When I close my eyes, I can still see it.

BEVERLY HILLS, CA - DECEMBER 01:  Basketball great Earvin 'Magic' Johnson arrives at the 23rd annual American Cinematheque show honoring Samuel L. Jackson held at Beverly Hilton Hotel on December 1, 2008 in Beverly Hills, California.  (Photo by Alberto E. Rodriguez/Getty Images)


The Sony Trinitron TV with the antenna positioned just right, is tuned in, on this night, to Game 4 of the 1987 NBA Finals.

It’s down to the last few seconds of the game, and though I’m watching in my household of four, I’m absolutely certain that I’m among the millions of Lakers fans, Celtics fans, and basketball fans in general, who are either on the edge of their seats or on their feet.

With this final, crucial possession in favor of the Lakers, who else should have the ball in his hands, but Earvin “Magic” Johnson? Had I actually been asked this, I surely would’ve thought it was a trick question.

Be honest, Celtics fan. You saw this coming, didn’t you? It was what you feared most, because you knew what determination looked like. You saw killer instinct on that very same parquet floor, every night for eight seasons (up to that point), wearing a green and white number 33 jersey.

By the time Magic floated that “junior junior skyhook” over those fingertips of Parish and McHale (which, in the moment, seemed to stretch far beyond normal human reach, like figures in an Ernie Barnes painting), your heart had to be in your throat, because you already knew that ‘mistake #1’ had been made: he was allowed to get the ball, with enough time on the clock to make a play.
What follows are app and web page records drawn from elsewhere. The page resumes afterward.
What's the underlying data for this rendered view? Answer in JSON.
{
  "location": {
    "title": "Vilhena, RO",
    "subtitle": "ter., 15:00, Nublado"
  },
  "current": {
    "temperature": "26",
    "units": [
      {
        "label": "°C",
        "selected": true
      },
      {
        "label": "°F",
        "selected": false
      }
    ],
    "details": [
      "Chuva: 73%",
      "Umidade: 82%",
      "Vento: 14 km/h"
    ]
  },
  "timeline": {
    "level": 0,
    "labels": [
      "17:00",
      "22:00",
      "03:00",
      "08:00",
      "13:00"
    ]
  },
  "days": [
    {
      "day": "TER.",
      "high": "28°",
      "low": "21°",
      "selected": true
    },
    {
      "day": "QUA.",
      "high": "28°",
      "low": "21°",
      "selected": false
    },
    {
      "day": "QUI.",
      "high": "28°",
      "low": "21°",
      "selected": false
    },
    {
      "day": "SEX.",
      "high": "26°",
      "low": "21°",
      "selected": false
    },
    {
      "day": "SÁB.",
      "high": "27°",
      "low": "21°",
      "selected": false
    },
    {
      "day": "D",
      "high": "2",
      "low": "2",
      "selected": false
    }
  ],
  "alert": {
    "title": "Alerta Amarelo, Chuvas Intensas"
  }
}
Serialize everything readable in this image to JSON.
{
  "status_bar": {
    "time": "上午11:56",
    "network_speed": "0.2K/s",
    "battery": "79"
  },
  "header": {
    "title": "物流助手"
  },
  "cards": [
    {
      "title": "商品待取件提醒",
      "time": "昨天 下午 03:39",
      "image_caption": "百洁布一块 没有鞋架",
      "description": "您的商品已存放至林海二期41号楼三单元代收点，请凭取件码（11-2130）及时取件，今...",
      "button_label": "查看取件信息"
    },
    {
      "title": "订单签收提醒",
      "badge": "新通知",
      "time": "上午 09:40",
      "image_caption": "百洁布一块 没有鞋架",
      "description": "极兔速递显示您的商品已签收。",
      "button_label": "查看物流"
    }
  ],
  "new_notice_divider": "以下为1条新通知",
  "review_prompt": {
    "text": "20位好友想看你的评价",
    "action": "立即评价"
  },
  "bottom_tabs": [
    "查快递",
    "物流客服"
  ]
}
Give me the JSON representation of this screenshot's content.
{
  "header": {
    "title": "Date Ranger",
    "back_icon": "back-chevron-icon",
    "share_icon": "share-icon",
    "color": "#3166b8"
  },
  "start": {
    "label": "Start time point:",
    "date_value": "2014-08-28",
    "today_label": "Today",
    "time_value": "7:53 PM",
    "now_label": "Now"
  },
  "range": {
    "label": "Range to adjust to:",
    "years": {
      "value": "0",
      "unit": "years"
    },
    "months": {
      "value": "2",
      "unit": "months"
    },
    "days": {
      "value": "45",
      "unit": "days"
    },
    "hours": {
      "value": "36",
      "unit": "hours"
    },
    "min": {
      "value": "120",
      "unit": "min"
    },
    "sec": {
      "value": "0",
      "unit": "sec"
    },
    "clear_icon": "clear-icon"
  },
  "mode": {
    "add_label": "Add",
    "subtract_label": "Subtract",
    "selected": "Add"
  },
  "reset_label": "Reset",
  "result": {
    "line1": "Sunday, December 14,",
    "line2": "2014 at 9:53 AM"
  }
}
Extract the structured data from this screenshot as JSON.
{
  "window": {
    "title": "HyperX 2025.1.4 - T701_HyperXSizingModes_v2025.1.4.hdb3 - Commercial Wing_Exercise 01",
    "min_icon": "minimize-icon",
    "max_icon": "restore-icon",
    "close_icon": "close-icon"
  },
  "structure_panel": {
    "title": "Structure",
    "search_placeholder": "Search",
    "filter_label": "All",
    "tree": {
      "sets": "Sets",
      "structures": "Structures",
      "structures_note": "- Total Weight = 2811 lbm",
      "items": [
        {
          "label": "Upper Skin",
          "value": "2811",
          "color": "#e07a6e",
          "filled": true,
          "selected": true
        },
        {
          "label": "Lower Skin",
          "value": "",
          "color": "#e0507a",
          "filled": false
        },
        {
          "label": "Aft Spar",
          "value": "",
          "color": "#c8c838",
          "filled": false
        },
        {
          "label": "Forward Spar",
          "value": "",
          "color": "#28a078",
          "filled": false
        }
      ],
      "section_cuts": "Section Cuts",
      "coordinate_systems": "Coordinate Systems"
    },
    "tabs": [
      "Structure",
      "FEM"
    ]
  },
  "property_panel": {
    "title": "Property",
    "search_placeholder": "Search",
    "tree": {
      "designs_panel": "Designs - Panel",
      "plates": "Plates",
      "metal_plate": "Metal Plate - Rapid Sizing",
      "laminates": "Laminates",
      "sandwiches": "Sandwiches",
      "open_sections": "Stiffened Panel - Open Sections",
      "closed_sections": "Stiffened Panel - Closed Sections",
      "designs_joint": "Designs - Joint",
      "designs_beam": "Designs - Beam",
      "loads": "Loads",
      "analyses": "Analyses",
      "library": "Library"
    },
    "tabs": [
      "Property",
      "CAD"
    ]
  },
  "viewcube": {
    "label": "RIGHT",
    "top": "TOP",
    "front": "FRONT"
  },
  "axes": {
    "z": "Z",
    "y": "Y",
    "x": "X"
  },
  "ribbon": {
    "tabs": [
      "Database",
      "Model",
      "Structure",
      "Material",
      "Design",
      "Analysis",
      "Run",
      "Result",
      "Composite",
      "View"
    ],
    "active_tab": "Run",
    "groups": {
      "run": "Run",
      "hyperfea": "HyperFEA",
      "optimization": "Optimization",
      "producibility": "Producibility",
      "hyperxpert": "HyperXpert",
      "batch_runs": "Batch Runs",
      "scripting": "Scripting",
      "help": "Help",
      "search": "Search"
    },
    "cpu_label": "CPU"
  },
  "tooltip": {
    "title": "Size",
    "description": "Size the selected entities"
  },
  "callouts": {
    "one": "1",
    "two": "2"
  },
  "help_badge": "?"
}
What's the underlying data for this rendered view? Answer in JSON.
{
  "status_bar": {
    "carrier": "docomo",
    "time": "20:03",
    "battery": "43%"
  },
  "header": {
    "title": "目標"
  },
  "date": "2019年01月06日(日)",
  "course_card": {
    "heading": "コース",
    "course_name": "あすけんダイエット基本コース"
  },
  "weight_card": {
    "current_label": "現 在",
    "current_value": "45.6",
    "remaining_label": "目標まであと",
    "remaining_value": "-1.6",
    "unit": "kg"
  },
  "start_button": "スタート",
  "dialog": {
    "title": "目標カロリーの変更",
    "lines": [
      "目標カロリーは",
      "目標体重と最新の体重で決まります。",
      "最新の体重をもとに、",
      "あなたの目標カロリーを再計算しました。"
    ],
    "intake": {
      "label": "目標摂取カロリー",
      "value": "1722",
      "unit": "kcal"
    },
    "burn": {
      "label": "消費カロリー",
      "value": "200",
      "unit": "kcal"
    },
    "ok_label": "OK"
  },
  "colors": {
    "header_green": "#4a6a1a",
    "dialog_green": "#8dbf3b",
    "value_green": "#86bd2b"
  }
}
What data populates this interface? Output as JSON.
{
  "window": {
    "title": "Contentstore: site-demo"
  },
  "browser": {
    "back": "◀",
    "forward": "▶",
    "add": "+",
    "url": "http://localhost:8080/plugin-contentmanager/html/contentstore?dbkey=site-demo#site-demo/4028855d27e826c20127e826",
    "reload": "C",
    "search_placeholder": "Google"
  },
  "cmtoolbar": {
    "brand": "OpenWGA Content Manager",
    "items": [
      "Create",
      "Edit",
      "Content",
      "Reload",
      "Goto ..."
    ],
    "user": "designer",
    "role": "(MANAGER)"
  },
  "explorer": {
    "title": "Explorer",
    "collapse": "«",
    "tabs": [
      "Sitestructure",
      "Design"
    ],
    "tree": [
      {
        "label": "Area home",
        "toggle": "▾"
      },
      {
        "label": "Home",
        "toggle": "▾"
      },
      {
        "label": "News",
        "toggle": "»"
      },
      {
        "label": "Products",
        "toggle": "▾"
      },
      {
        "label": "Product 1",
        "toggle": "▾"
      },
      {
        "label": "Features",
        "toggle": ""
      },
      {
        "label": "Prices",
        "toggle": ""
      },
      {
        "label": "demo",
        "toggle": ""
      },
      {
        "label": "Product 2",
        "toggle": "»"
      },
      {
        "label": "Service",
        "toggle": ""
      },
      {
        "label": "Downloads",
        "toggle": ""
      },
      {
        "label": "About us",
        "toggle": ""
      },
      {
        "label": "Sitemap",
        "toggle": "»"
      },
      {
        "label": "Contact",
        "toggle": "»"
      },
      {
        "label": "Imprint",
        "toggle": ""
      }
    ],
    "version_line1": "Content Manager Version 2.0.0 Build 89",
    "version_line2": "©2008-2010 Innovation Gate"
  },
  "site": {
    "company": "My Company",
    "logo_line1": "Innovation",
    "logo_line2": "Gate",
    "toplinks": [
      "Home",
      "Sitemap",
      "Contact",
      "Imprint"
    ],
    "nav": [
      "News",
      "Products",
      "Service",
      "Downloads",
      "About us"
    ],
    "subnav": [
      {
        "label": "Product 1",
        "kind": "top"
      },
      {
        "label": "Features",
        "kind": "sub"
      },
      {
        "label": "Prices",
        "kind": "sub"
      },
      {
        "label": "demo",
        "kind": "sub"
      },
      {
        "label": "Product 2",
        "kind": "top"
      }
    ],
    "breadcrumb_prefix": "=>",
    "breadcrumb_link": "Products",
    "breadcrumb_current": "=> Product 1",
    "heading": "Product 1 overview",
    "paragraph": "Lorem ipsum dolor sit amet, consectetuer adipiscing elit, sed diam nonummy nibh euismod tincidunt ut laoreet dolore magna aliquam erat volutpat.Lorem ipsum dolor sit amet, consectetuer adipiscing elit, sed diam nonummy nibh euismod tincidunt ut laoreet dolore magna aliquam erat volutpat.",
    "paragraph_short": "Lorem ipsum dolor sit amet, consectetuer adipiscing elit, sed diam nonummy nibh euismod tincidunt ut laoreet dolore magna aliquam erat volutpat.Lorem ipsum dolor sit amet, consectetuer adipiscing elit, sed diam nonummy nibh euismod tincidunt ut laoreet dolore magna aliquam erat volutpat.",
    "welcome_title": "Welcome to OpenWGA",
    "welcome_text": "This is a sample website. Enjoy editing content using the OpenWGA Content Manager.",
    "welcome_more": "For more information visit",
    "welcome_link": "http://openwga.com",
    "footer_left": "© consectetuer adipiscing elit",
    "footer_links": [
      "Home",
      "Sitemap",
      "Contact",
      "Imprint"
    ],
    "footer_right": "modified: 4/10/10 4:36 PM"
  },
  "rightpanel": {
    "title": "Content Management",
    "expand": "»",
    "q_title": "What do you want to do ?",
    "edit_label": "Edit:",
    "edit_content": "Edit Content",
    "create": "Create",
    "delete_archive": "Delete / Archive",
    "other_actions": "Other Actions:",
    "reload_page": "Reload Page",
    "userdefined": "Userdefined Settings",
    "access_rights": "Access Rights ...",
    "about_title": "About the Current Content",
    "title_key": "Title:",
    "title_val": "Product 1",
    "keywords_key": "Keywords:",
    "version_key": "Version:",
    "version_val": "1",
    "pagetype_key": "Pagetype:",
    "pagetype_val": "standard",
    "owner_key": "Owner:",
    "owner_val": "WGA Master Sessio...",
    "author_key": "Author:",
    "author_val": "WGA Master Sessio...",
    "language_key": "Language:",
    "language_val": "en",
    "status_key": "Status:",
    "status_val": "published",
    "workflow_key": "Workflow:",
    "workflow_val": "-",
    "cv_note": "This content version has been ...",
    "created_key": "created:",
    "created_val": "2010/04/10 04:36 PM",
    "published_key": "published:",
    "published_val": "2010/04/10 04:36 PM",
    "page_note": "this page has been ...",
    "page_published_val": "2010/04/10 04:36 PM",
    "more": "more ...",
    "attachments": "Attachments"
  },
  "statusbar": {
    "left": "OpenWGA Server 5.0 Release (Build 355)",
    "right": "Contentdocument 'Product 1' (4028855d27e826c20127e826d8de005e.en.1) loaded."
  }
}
And now, on top of that, he makes a hesitation dribble, which gives him the sliver of daylight that he needs. Uh oh… ‘mistake #2’.

We know how it turned out; both the game and the series. And, I know it’s painful to relive it. Of course you hated Magic. Of course you hated the Lakers. Not just at that moment, but for as long as the rivalry continued between Magic, Bird, and their respective teams. Magic was ‘the face’ of the Lakers, much like Bird was for the C’s, so you could truly say that, to the core, the Lakers were “his team.” For that reason, it was easy for Boston fans to focus their collective ire and green-tinted venom on Johnson whenever the two rivals squared off.

Next: From Hatred Grows Respect